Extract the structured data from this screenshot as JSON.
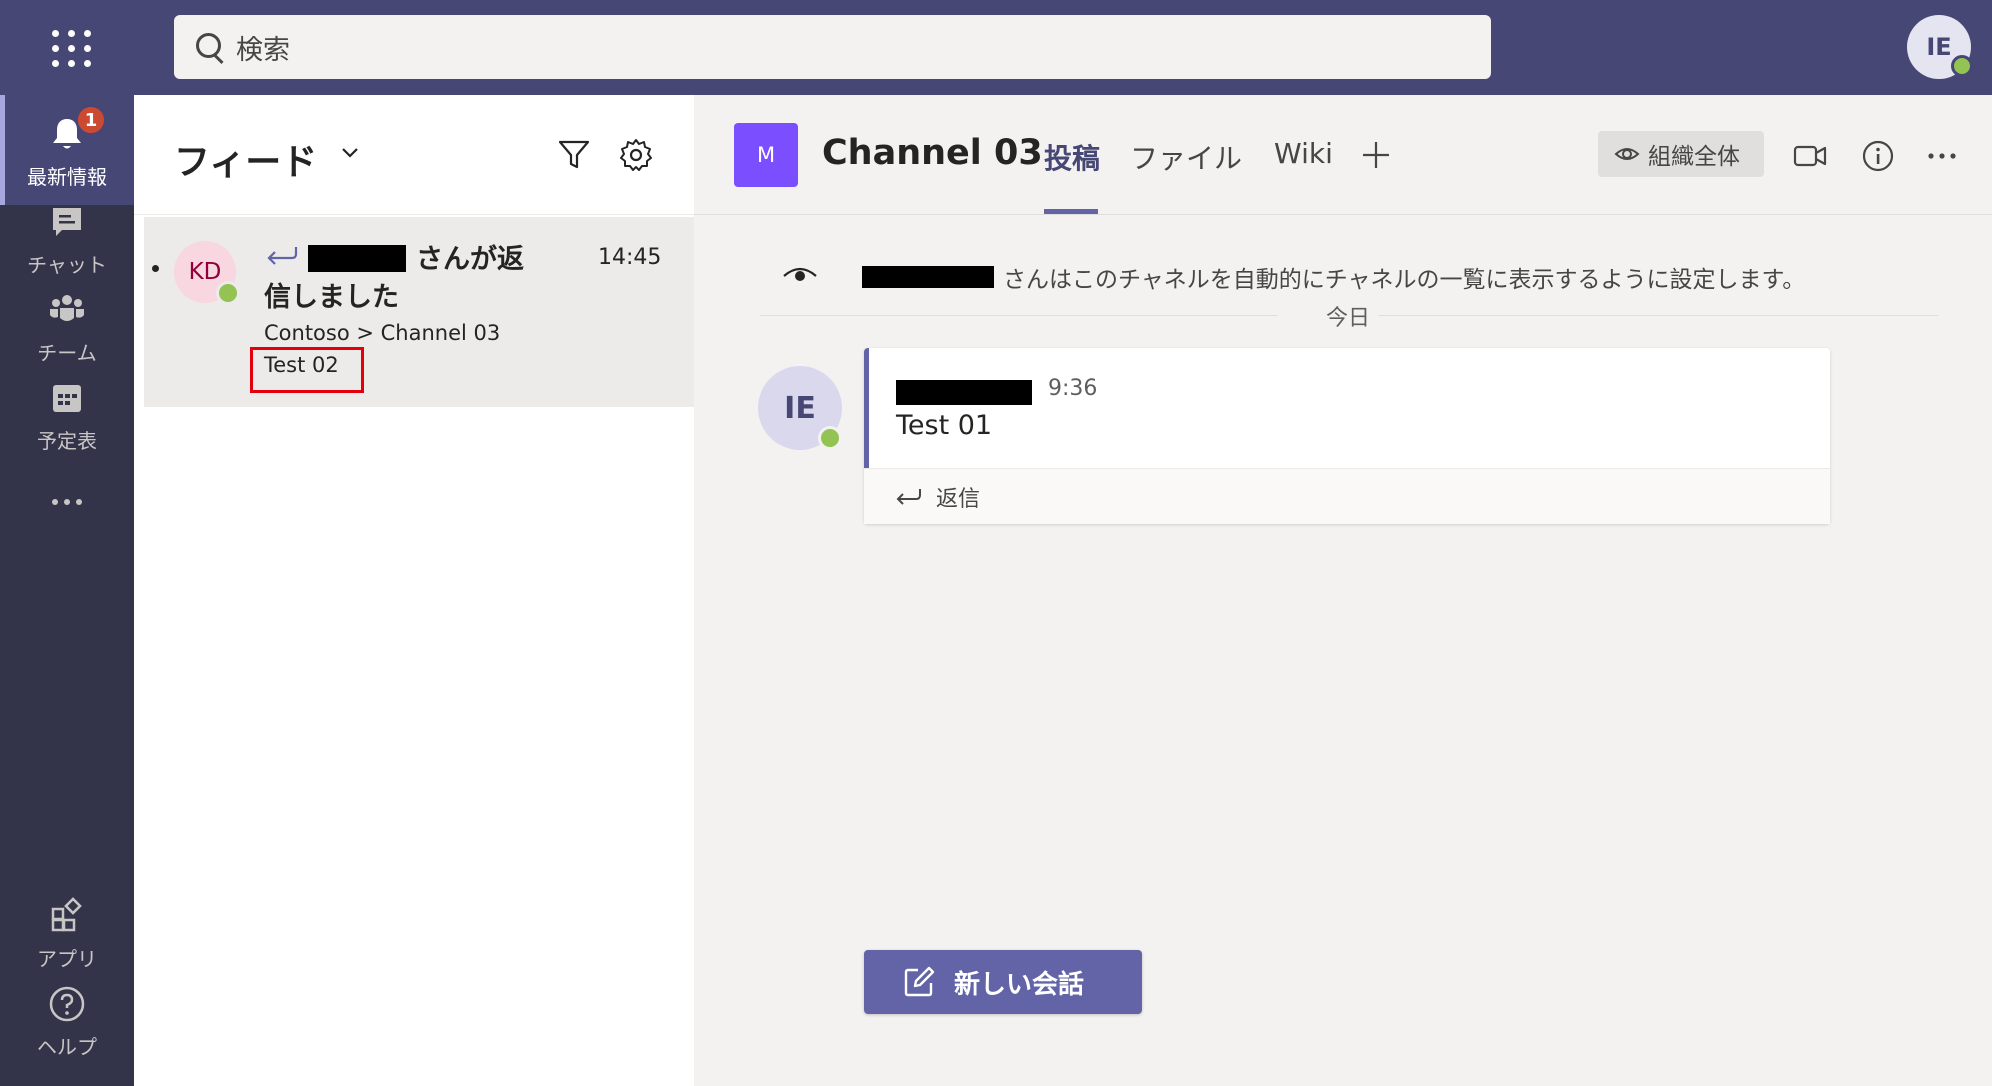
{
  "search": {
    "placeholder": "検索"
  },
  "user": {
    "initials": "IE"
  },
  "rail": {
    "items": [
      {
        "label": "最新情報",
        "badge": "1"
      },
      {
        "label": "チャット"
      },
      {
        "label": "チーム"
      },
      {
        "label": "予定表"
      },
      {
        "label": "アプリ"
      },
      {
        "label": "ヘルプ"
      }
    ]
  },
  "feed": {
    "title": "フィード",
    "item": {
      "initials": "KD",
      "title_part1": "さんが返",
      "title_part2": "信しました",
      "time": "14:45",
      "path": "Contoso > Channel 03",
      "message": "Test 02"
    }
  },
  "channel": {
    "tile_letter": "M",
    "name": "Channel 03",
    "tabs": [
      "投稿",
      "ファイル",
      "Wiki"
    ],
    "org_label": "組織全体"
  },
  "conversation": {
    "system_text": "さんはこのチャネルを自動的にチャネルの一覧に表示するように設定します。",
    "day_label": "今日",
    "post": {
      "initials": "IE",
      "time": "9:36",
      "body": "Test 01",
      "reply_label": "返信"
    },
    "new_conversation_label": "新しい会話"
  },
  "colors": {
    "topbar": "#464775",
    "rail": "#33344a",
    "accent": "#6264a7",
    "presence": "#92c353",
    "badge": "#cc4a31",
    "highlight": "#e3000b"
  }
}
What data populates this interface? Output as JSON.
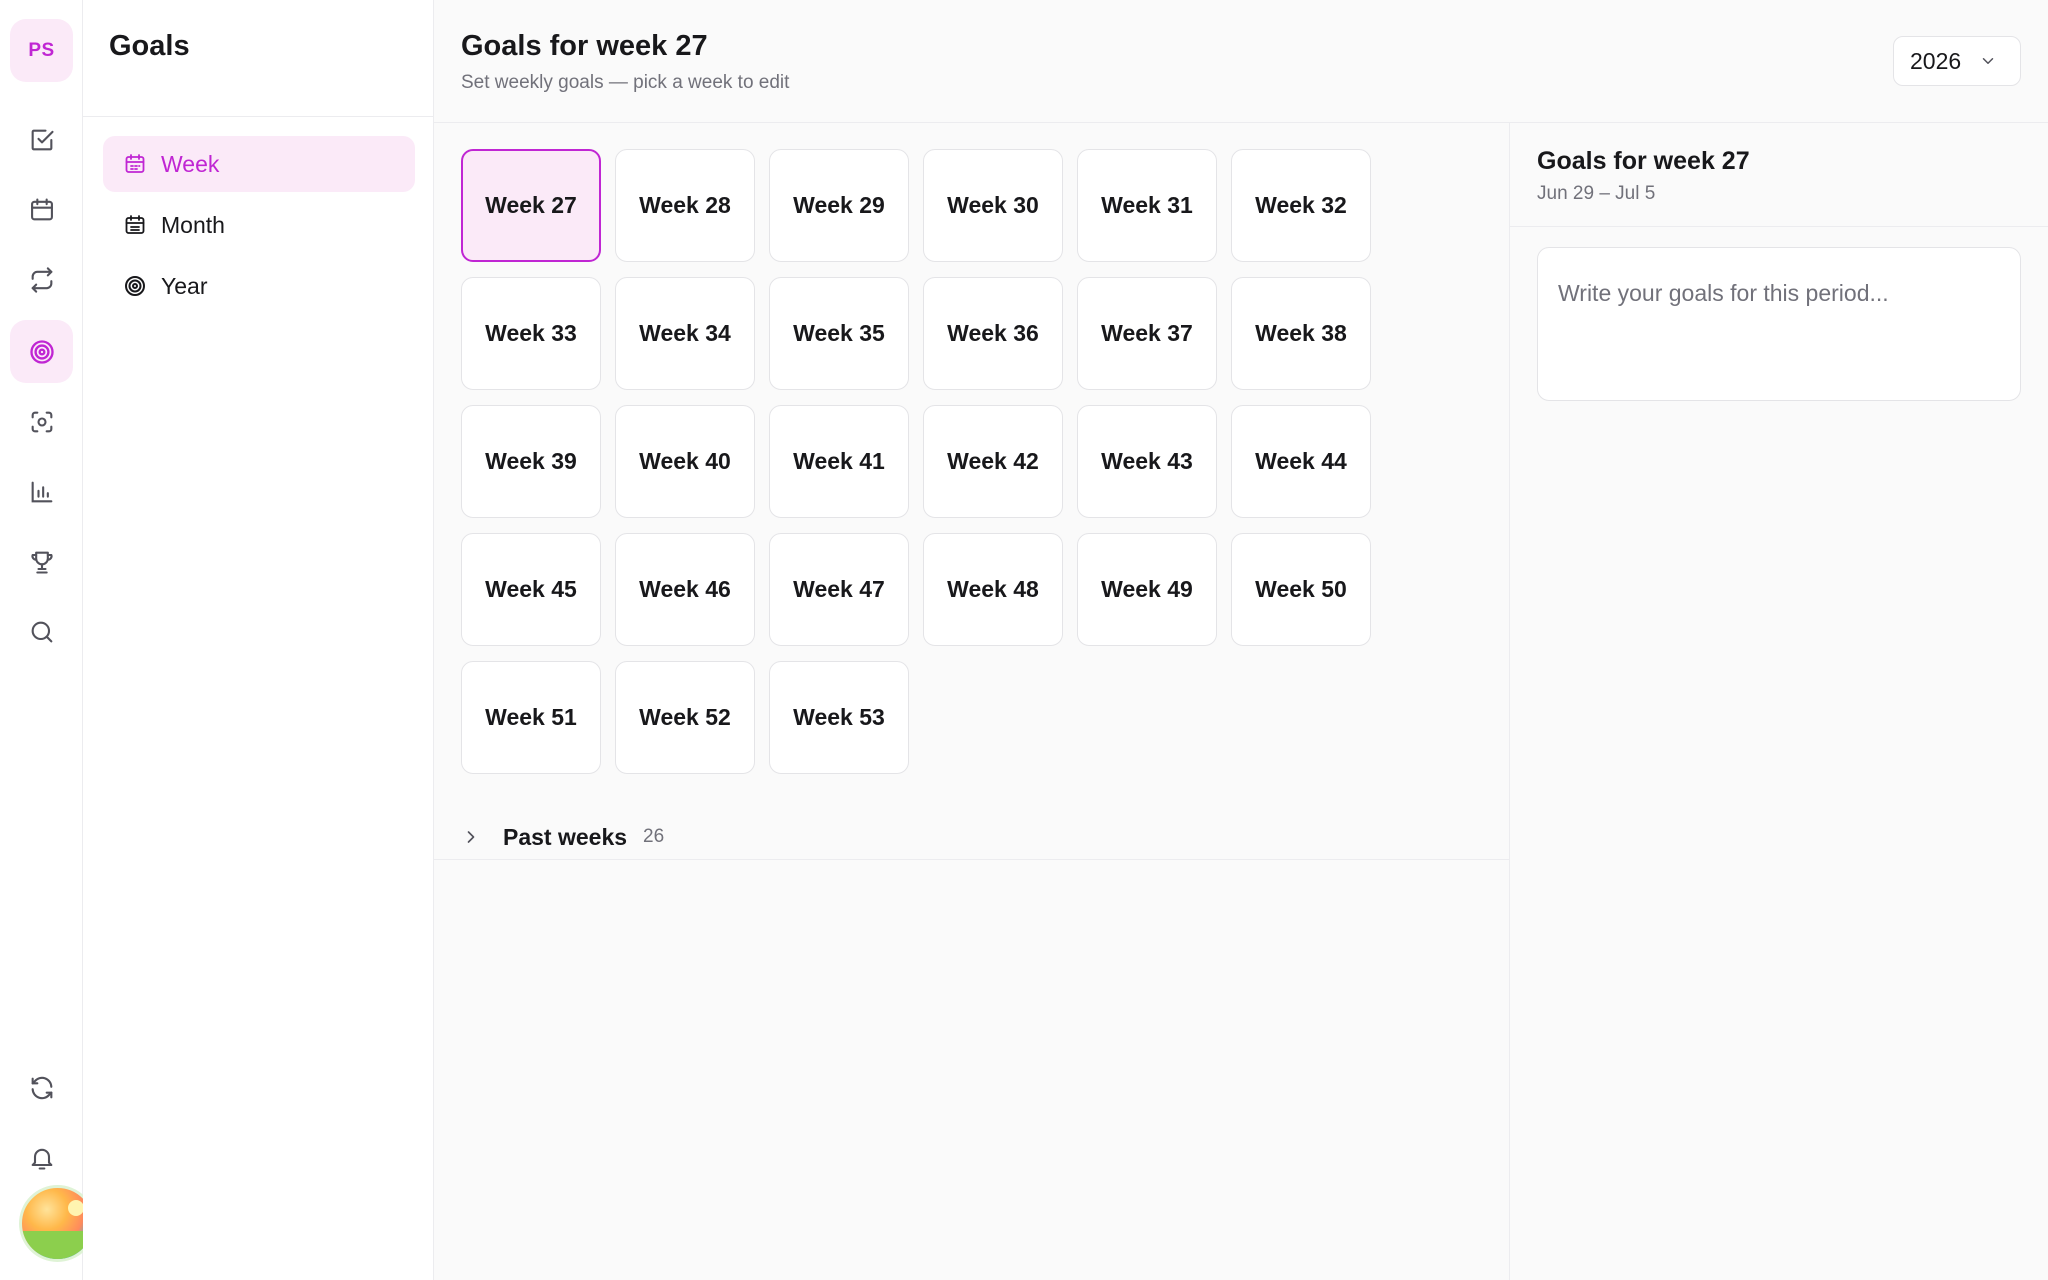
{
  "rail": {
    "initials": "PS",
    "items": [
      {
        "name": "tasks",
        "icon": "check-square-icon"
      },
      {
        "name": "calendar",
        "icon": "calendar-icon"
      },
      {
        "name": "habits",
        "icon": "repeat-icon"
      },
      {
        "name": "goals",
        "icon": "target-icon",
        "active": true
      },
      {
        "name": "focus",
        "icon": "focus-icon"
      },
      {
        "name": "stats",
        "icon": "bar-chart-icon"
      },
      {
        "name": "achievements",
        "icon": "trophy-icon"
      },
      {
        "name": "search",
        "icon": "search-icon"
      },
      {
        "name": "sync",
        "icon": "refresh-icon"
      },
      {
        "name": "notifications",
        "icon": "bell-icon"
      }
    ]
  },
  "sidebar": {
    "title": "Goals",
    "items": [
      {
        "label": "Week",
        "icon": "calendar-icon",
        "active": true
      },
      {
        "label": "Month",
        "icon": "calendar-month-icon"
      },
      {
        "label": "Year",
        "icon": "target-icon"
      }
    ]
  },
  "header": {
    "title": "Goals for week 27",
    "subtitle": "Set weekly goals — pick a week to edit",
    "year": "2026"
  },
  "weeks": {
    "selected": "Week 27",
    "items": [
      "Week 27",
      "Week 28",
      "Week 29",
      "Week 30",
      "Week 31",
      "Week 32",
      "Week 33",
      "Week 34",
      "Week 35",
      "Week 36",
      "Week 37",
      "Week 38",
      "Week 39",
      "Week 40",
      "Week 41",
      "Week 42",
      "Week 43",
      "Week 44",
      "Week 45",
      "Week 46",
      "Week 47",
      "Week 48",
      "Week 49",
      "Week 50",
      "Week 51",
      "Week 52",
      "Week 53"
    ]
  },
  "past_weeks": {
    "label": "Past weeks",
    "count": "26"
  },
  "panel": {
    "title": "Goals for week 27",
    "range": "Jun 29 – Jul 5",
    "placeholder": "Write your goals for this period..."
  },
  "colors": {
    "accent": "#c026d3",
    "accent_bg": "#fbeaf8"
  }
}
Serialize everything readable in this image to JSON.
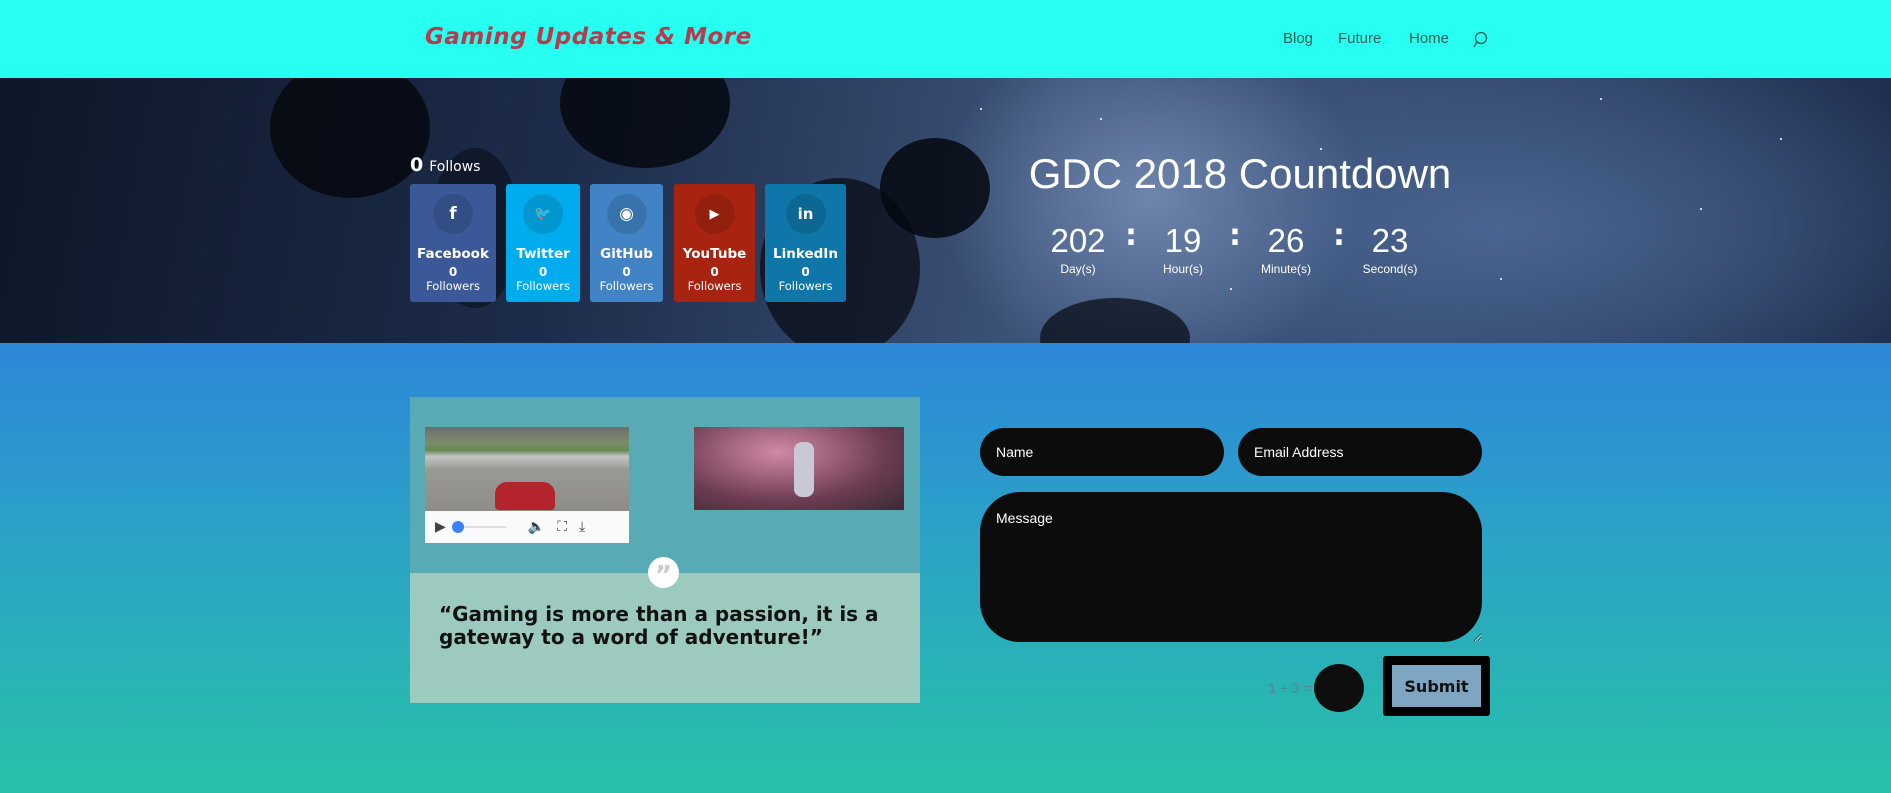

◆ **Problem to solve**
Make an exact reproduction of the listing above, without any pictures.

◆ **Answer area**
Extract the structured data from this screenshot as JSON.
{
  "search": {
    "placeholder": "検索"
  },
  "user": {
    "initials": "IE"
  },
  "rail": {
    "items": [
      {
        "label": "最新情報",
        "badge": "1"
      },
      {
        "label": "チャット"
      },
      {
        "label": "チーム"
      },
      {
        "label": "予定表"
      },
      {
        "label": "アプリ"
      },
      {
        "label": "ヘルプ"
      }
    ]
  },
  "feed": {
    "title": "フィード",
    "item": {
      "initials": "KD",
      "title_part1": "さんが返",
      "title_part2": "信しました",
      "time": "14:45",
      "path": "Contoso > Channel 03",
      "message": "Test 02"
    }
  },
  "channel": {
    "tile_letter": "M",
    "name": "Channel 03",
    "tabs": [
      "投稿",
      "ファイル",
      "Wiki"
    ],
    "org_label": "組織全体"
  },
  "conversation": {
    "system_text": "さんはこのチャネルを自動的にチャネルの一覧に表示するように設定します。",
    "day_label": "今日",
    "post": {
      "initials": "IE",
      "time": "9:36",
      "body": "Test 01",
      "reply_label": "返信"
    },
    "new_conversation_label": "新しい会話"
  },
  "colors": {
    "topbar": "#464775",
    "rail": "#33344a",
    "accent": "#6264a7",
    "presence": "#92c353",
    "badge": "#cc4a31",
    "highlight": "#e3000b"
  }
}
What data populates this interface? Output as JSON.
{
  "rail": {
    "initials": "PS",
    "items": [
      {
        "name": "tasks",
        "icon": "check-square-icon"
      },
      {
        "name": "calendar",
        "icon": "calendar-icon"
      },
      {
        "name": "habits",
        "icon": "repeat-icon"
      },
      {
        "name": "goals",
        "icon": "target-icon",
        "active": true
      },
      {
        "name": "focus",
        "icon": "focus-icon"
      },
      {
        "name": "stats",
        "icon": "bar-chart-icon"
      },
      {
        "name": "achievements",
        "icon": "trophy-icon"
      },
      {
        "name": "search",
        "icon": "search-icon"
      },
      {
        "name": "sync",
        "icon": "refresh-icon"
      },
      {
        "name": "notifications",
        "icon": "bell-icon"
      }
    ]
  },
  "sidebar": {
    "title": "Goals",
    "items": [
      {
        "label": "Week",
        "icon": "calendar-icon",
        "active": true
      },
      {
        "label": "Month",
        "icon": "calendar-month-icon"
      },
      {
        "label": "Year",
        "icon": "target-icon"
      }
    ]
  },
  "header": {
    "title": "Goals for week 27",
    "subtitle": "Set weekly goals — pick a week to edit",
    "year": "2026"
  },
  "weeks": {
    "selected": "Week 27",
    "items": [
      "Week 27",
      "Week 28",
      "Week 29",
      "Week 30",
      "Week 31",
      "Week 32",
      "Week 33",
      "Week 34",
      "Week 35",
      "Week 36",
      "Week 37",
      "Week 38",
      "Week 39",
      "Week 40",
      "Week 41",
      "Week 42",
      "Week 43",
      "Week 44",
      "Week 45",
      "Week 46",
      "Week 47",
      "Week 48",
      "Week 49",
      "Week 50",
      "Week 51",
      "Week 52",
      "Week 53"
    ]
  },
  "past_weeks": {
    "label": "Past weeks",
    "count": "26"
  },
  "panel": {
    "title": "Goals for week 27",
    "range": "Jun 29 – Jul 5",
    "placeholder": "Write your goals for this period..."
  },
  "colors": {
    "accent": "#c026d3",
    "accent_bg": "#fbeaf8"
  }
}
Serialize everything readable in this image to JSON.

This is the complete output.